# Problem requirements
Find and copy each line of the records where the string "name" shows up.

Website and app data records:
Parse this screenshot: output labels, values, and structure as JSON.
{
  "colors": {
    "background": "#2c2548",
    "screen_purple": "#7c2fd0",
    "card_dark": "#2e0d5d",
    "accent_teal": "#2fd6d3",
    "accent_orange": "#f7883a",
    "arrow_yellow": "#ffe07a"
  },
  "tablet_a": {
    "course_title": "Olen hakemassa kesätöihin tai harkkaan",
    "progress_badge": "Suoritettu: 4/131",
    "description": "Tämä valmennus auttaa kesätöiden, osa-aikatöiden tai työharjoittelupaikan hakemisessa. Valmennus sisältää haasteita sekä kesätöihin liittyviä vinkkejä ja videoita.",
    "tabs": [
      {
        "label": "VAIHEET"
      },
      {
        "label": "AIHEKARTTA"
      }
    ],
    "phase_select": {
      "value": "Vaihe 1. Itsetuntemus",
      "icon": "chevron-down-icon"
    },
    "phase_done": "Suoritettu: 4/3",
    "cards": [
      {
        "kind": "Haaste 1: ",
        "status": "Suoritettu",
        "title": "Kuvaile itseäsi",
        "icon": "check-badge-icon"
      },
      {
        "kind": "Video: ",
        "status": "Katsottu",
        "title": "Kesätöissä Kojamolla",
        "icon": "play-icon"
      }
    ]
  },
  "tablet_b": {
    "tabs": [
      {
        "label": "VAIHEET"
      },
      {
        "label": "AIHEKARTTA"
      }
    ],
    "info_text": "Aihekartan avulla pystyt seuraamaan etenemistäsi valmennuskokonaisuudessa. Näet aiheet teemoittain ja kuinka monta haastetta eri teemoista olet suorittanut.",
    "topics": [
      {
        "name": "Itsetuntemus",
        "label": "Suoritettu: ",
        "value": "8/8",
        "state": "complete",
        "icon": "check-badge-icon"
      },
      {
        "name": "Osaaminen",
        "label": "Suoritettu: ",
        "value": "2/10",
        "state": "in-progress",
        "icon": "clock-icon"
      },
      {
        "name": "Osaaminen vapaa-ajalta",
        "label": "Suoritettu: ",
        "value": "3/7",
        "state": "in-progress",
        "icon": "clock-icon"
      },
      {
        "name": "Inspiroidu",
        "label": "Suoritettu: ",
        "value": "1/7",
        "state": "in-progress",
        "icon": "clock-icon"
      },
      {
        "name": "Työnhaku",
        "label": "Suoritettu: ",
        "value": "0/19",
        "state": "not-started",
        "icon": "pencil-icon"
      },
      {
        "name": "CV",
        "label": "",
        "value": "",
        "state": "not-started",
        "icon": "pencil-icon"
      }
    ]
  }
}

# Response for this exercise
        "name": "Itsetuntemus",
        "name": "Osaaminen",
        "name": "Osaaminen vapaa-ajalta",
        "name": "Inspiroidu",
        "name": "Työnhaku",
        "name": "CV",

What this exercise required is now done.